Irrelevancies I've seen many resumes that look like the result of a "brain dump." Every job, skill, accomplishment, professional activity, and hobby is lumped in. It's the equivalent of packing for a trip and emptying several drawers of clothes into your suitcase without thinking about what you'll actually need (I may or may not be guilty of this). For every item on your resume, consider whether it is relevant to the job that you are targeting. Delete anything that seems extraneous or doesn't support the message you're trying to convey.
Information Overload You have a lot to say, and it's all there on the resume. To get it to fit your desired resume length, you've reduced the font size to microscopic and virtually eliminated white space. If this sounds like your resume, edit some of the information so that only the key points are emphasized. The layout of your resume should be inviting to read, well-organized, and concise. Think of your resume as a snapshot of what you have to offer, not an account of everything you have done in your career.
I don't know about you, but I feel lighter already. Best wishes for a successful job search!
Kim Isaacs is a firm believer in the power of a resume to jump-start careers and change lives. She is the director of ResumePower.com, a resume writing firm that prepares job seekers for success in a competitive job market. Kim has served as Monster's Resume Expert since 1999.

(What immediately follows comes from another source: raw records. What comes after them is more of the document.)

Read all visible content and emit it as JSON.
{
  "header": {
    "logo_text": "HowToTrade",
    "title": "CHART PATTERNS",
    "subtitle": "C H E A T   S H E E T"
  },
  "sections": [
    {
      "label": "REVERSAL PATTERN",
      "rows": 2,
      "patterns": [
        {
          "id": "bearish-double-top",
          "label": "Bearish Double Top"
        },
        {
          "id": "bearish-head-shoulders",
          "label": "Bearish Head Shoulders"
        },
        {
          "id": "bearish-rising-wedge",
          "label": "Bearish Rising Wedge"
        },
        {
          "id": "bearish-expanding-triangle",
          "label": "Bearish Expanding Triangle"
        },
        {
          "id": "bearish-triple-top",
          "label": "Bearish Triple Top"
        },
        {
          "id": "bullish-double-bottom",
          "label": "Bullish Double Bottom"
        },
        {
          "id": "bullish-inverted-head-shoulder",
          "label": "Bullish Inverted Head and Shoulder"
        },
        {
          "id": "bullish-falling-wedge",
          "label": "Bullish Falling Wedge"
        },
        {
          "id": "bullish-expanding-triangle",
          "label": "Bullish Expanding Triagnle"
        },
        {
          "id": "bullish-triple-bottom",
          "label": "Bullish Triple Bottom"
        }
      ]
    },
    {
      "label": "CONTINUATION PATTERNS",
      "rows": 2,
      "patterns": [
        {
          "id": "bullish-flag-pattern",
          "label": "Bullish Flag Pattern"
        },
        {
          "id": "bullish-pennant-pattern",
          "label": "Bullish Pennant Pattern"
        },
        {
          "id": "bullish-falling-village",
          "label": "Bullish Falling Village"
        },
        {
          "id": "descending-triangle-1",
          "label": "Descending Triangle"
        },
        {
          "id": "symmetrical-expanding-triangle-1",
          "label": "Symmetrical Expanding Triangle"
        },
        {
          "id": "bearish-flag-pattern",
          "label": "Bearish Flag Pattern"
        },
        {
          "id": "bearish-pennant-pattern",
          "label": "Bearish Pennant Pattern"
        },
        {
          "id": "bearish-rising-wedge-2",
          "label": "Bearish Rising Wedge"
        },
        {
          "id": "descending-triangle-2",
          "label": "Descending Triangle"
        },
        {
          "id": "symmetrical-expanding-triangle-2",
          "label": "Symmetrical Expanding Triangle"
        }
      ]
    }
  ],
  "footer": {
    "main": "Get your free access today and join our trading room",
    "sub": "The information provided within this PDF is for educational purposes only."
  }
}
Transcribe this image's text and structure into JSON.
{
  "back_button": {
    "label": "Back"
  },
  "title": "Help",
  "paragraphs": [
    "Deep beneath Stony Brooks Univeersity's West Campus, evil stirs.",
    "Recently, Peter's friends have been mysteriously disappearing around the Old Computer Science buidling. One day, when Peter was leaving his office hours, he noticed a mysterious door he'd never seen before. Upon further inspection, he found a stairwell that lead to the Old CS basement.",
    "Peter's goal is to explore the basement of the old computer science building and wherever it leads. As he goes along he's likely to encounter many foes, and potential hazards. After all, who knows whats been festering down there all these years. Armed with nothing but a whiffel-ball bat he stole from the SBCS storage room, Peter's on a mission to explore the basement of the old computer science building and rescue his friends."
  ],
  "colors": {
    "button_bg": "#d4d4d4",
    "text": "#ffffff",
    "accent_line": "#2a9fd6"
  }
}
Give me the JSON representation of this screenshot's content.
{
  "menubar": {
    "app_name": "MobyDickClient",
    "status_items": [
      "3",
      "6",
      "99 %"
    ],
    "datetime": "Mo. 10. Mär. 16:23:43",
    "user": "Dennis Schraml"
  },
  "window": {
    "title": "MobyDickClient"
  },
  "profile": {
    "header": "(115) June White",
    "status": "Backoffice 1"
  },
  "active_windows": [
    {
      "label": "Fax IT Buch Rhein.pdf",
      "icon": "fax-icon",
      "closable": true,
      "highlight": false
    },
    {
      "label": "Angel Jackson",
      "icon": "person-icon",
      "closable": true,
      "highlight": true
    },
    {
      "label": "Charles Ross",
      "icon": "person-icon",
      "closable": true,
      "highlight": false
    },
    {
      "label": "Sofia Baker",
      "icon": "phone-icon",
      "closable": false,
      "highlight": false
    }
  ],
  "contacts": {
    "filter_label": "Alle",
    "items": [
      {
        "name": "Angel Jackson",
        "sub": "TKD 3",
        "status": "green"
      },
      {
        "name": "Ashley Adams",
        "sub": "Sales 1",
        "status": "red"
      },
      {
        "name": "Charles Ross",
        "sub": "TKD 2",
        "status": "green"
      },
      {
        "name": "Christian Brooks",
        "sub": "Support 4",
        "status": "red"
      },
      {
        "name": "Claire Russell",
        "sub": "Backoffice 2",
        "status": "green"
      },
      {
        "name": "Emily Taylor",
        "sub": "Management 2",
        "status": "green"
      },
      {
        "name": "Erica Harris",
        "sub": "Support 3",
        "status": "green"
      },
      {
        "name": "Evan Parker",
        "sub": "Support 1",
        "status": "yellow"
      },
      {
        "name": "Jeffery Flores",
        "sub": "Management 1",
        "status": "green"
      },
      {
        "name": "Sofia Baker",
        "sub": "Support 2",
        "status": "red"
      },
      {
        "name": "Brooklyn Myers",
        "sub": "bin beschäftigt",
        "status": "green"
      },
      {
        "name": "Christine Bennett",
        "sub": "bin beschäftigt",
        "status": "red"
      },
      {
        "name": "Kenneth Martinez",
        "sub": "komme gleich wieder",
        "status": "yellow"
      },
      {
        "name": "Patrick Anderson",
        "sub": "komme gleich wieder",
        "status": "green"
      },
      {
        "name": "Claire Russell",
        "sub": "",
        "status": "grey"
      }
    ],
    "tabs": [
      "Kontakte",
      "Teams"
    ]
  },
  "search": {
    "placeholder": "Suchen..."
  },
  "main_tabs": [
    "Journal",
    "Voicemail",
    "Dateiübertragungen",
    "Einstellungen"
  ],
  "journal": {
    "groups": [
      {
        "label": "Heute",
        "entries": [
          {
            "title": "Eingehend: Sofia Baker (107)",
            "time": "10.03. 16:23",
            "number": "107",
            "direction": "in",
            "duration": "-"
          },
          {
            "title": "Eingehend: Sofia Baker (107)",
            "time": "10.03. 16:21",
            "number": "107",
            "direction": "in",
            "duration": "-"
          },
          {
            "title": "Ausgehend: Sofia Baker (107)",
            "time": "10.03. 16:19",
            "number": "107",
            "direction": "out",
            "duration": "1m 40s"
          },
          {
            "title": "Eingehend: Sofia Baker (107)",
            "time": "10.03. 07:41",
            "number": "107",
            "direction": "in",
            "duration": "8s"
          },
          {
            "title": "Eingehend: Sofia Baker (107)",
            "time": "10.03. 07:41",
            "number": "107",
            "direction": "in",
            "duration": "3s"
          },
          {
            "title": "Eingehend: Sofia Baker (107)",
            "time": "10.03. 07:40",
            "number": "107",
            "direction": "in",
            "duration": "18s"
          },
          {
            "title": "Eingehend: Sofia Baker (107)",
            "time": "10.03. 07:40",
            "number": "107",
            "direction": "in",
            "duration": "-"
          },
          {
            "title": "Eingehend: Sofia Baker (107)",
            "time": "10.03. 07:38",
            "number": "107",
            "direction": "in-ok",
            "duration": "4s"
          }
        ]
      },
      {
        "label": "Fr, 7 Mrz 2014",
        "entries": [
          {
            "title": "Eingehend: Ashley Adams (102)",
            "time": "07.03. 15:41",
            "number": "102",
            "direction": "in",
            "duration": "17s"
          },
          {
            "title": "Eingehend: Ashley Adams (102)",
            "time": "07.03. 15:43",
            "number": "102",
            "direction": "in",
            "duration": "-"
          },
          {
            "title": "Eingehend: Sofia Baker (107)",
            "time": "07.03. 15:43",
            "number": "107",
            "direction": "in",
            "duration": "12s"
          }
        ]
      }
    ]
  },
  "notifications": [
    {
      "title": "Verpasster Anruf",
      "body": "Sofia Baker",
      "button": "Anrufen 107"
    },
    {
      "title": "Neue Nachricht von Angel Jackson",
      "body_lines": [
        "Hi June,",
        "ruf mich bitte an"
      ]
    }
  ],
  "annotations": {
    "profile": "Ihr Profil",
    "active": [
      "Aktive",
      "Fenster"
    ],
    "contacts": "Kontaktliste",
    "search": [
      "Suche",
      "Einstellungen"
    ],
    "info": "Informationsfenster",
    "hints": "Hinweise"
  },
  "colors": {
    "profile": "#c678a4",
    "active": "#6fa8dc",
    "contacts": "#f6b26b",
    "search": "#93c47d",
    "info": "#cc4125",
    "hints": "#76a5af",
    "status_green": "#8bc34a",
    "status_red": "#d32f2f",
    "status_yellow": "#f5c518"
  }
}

Have you checked out the Office in Education blog? Students won't want to miss Do you love job offers? Resume tips that get you there, a blog post with the good advice not to wait until you've graduated to start sending your resume to potential employers. Power your spring job search with a dose of good humor from the Office Comic.